START Data provided

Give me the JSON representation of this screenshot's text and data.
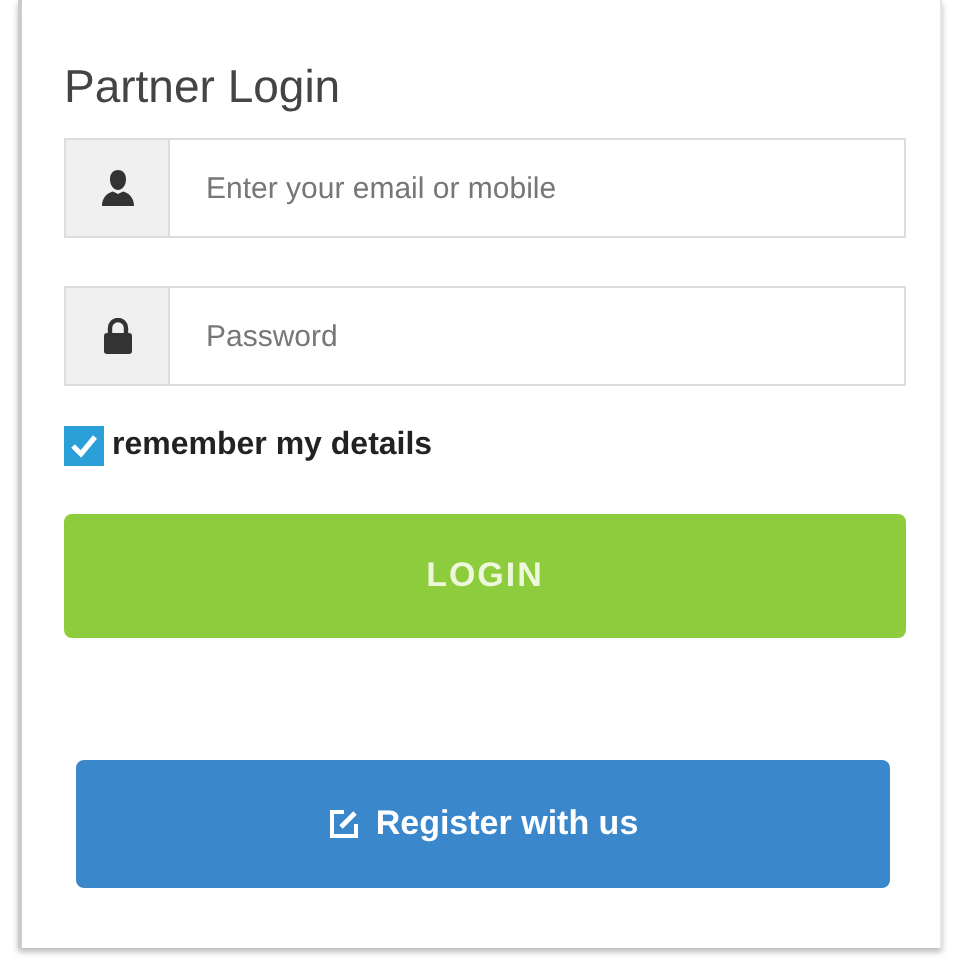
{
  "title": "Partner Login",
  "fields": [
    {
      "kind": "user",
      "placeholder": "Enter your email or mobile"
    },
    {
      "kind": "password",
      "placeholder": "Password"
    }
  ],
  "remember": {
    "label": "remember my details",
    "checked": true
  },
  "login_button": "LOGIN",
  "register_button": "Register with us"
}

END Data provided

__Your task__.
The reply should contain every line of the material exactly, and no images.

__Answer to this problem__.
Give me the JSON representation of this screenshot's text and data.
{
  "title": "Partner Login",
  "fields": [
    {
      "kind": "user",
      "placeholder": "Enter your email or mobile"
    },
    {
      "kind": "password",
      "placeholder": "Password"
    }
  ],
  "remember": {
    "label": "remember my details",
    "checked": true
  },
  "login_button": "LOGIN",
  "register_button": "Register with us"
}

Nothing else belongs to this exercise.